Based on the frequency of news coverage about polluted soil or buildings in Chicago, you might think there really isn’t much of that here. After all, only a single EPA National Priorities List site exists in Chicago. But it was tough to get listed because the city would rather not have those blemishes on its record.
And cleanups of pollution happen all the time, all over the city, as the map below shows when you zoom into Chicago. Have there have been any near your house or workplace in recent years? The key below explains the different colored pins.
BLUE: Federal CERCLA (“Superfund”) sites in Illinois that are on the National Priorities List. There is only one NPL site in Chicago, at Lake Calumet on the far south side. (Note: Except for the location of the Lake Calumet site, these pins are approximations based on the city associated with the listing.)
YELLOW: CERCLA cleanups that are NOT on the NPL, whose city is listed as “Chicago.” Exact addresses were used in this case. These cases, as you’ll read below, are interesting.
TURQUOISE: “Non-voluntary” (usually court-mandated) cleanups performed or supervised by Illinois EPA. Again, exact addresses used.
A few disclosures after the break…
1. I plan to map those cleanups voluntarily done by responsible parties and supervised by the IEPA soon; they aren’t included.
2. I realize the yellow and turquoise pins only appear in Chicago, but those types of cleanups are done all over Illinois. I just haven’t mapped them.
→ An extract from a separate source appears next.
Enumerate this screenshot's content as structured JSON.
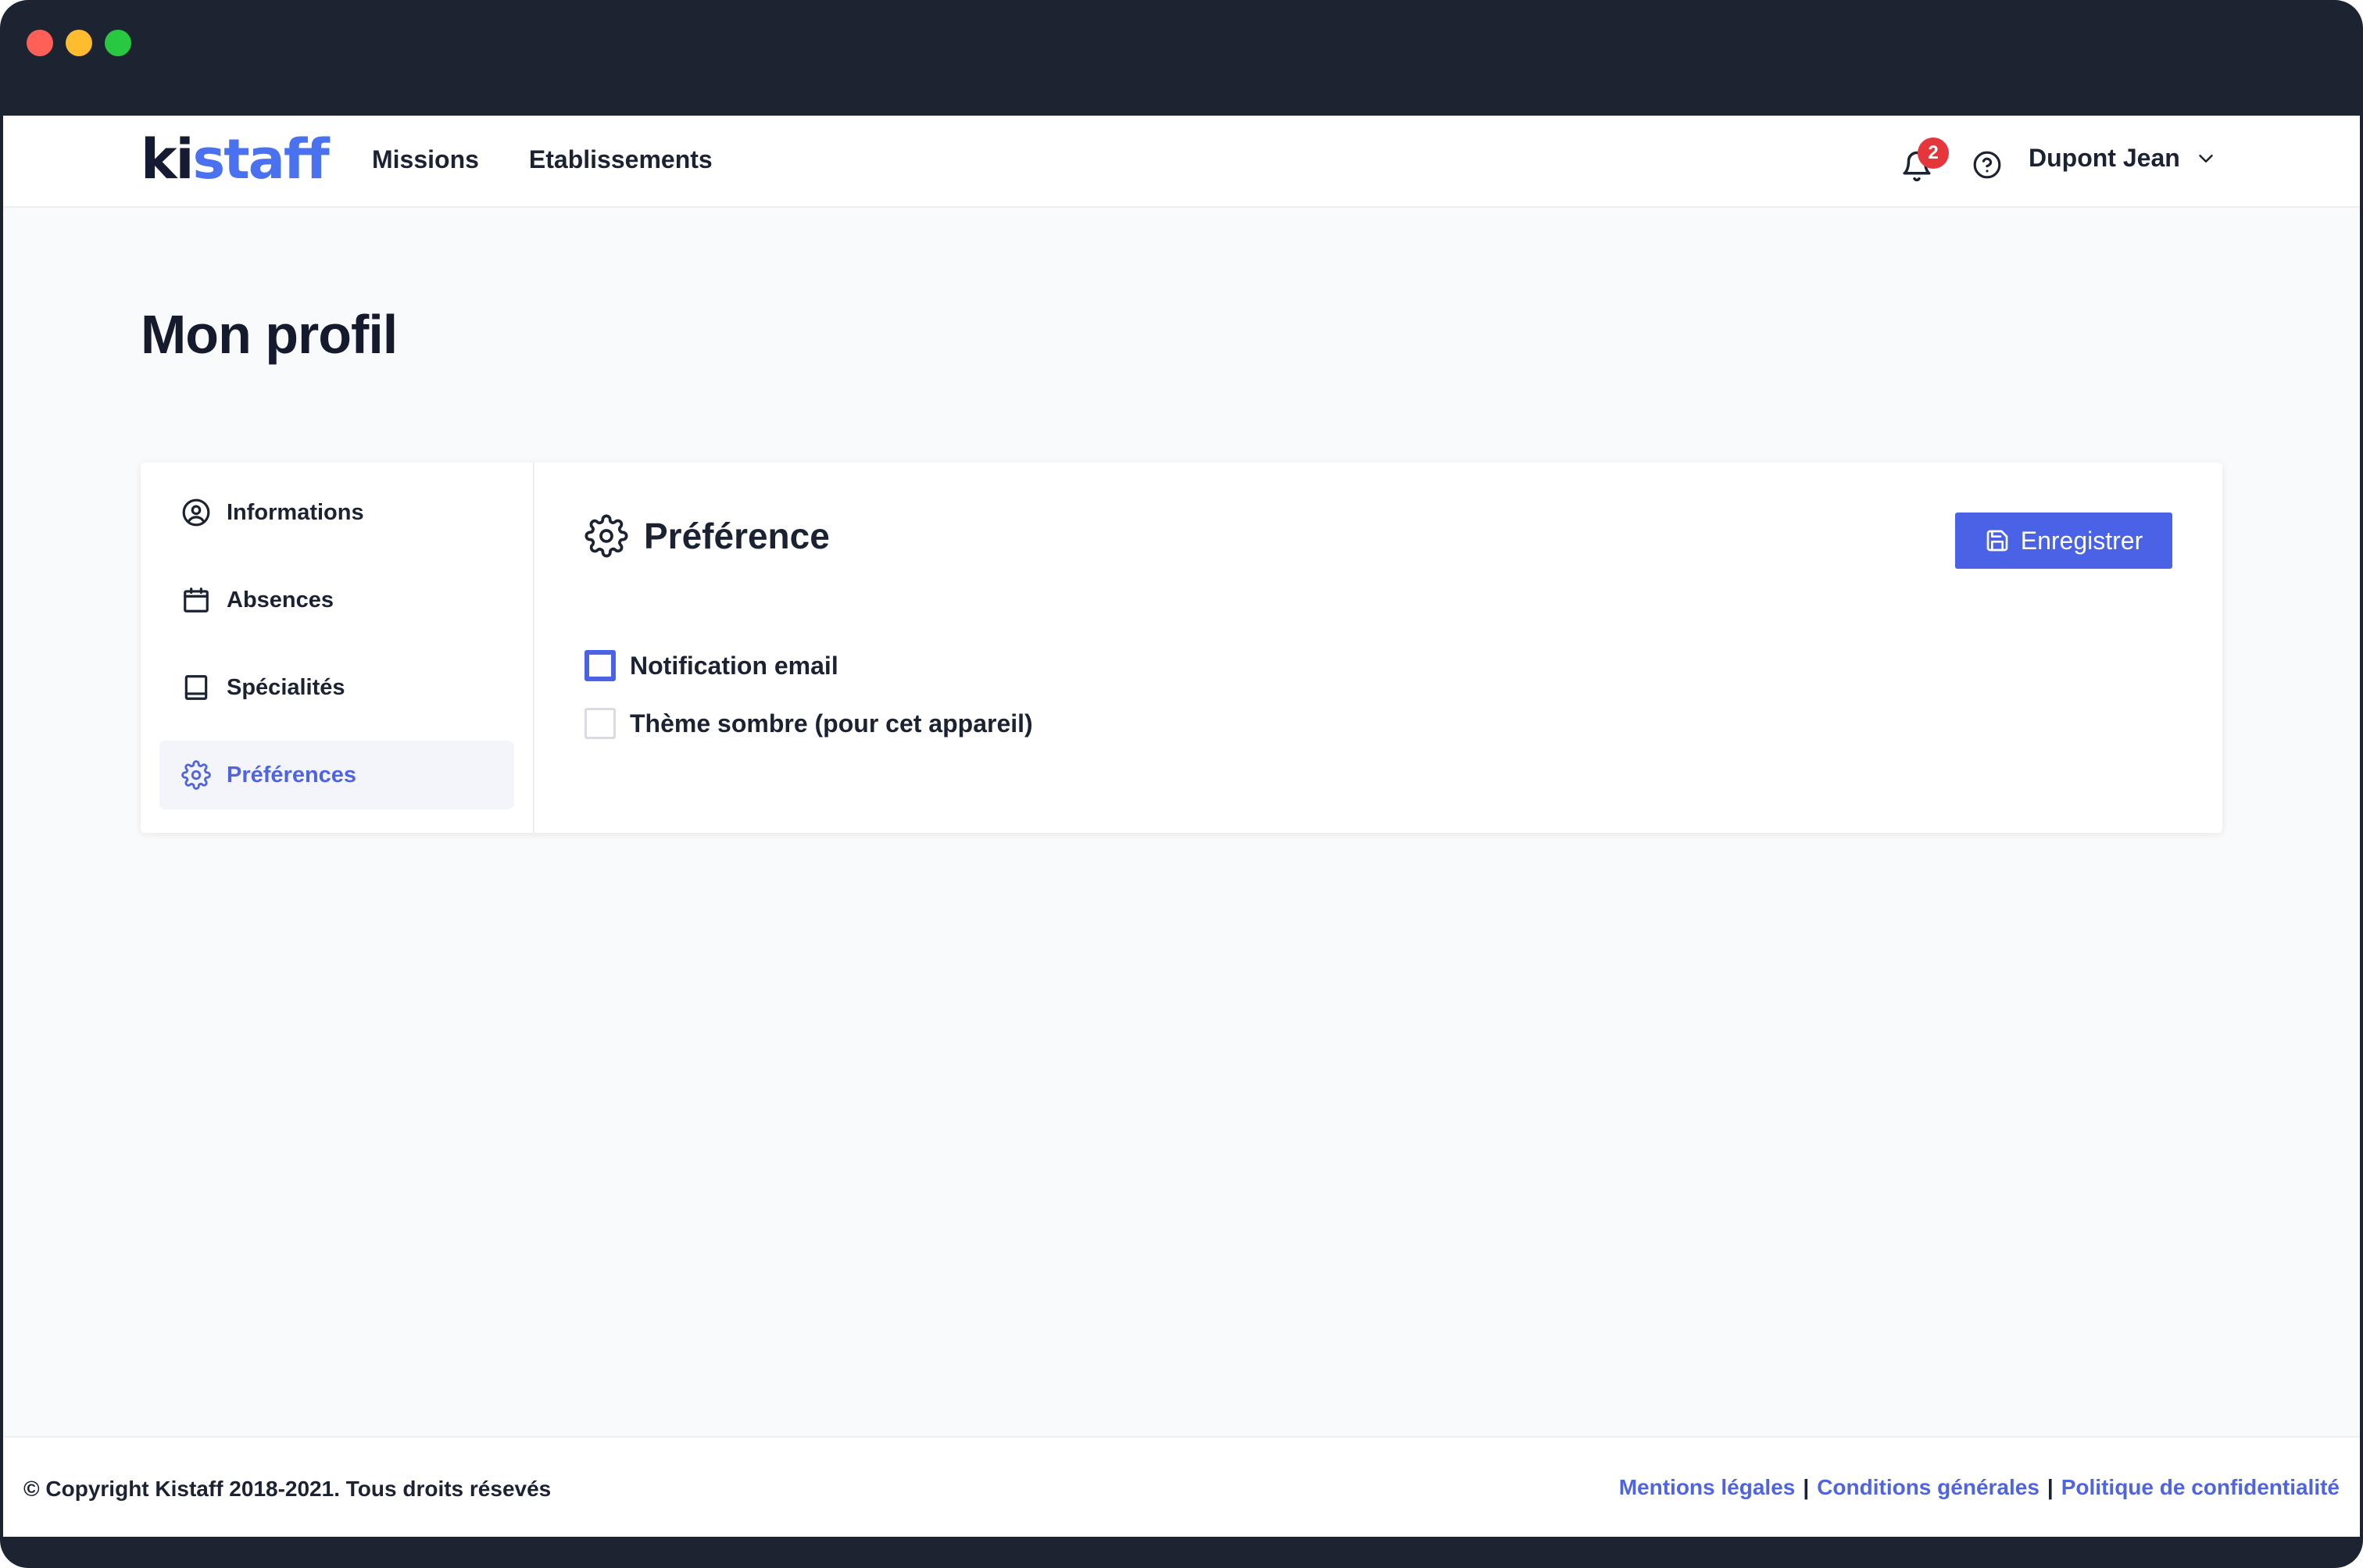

3. US EPA data (blue and yellow pins) starts in 2004, and until I get more specific time data, it’s possible cleanup on some of these sites was finished as early as 2004 or 2005. I don’t know how far back the Illinois EPA data starts. All this to say, don’t assume you’ve been poisoned because you moved nearby last year. I only use this map to say, “cleanups of pollution ARE happening in the city, despite the impression from the media.” I’ll determine the exact frequency later.
Another big point is that these sites’ lack of inclusion on the NPL doesn’t make them any less harmful to human health. That is to say, they could be absolutely tragic and not even be considered for the list. According to U.S. EPA, the primary consideration for inclusion is how much money it’ll cost to clean up.
Unfortunately, that has a lot to do with the size of the site—hundreds of acres costs more to clean up than one acre—but not much to do with impact to human health. A one acre lot bordered on three sides by apartments can do a lot worse damage than a hundred-acre site where no one goes.
Granted, the cleanup gets done quicker when a site’s cleanup cost is low. Less paperwork. (NPL listing takes a lot of hoops to jump through sometimes.) Taken this way, it “doesn’t make sense” to put a site near people on the NPL, as an EPA officer put it. But the downside is that no one finds out about the clean ups. I’m in the process of investigating just how often and to what extent the word gets out about these sites, but I don’t think it’s often, and I don’t think it’s extensive.
I don’t know if that’s the media’s fault or what. But I want to find out why, and then get the word out myself.
One idea is a map that changes with a sliding timeline. This presentation would show the lay of the city’s polluted sites progressing through their four stages: 1. polluted, 2. polluted but on an agency’s radar, 3. in the process of cleanup, 4. cleanup complete.
Editor’s note: this map and idea was originally expressed Dec. 6, 2010. The date above is the re-post of the current, updated map and more cogent prose.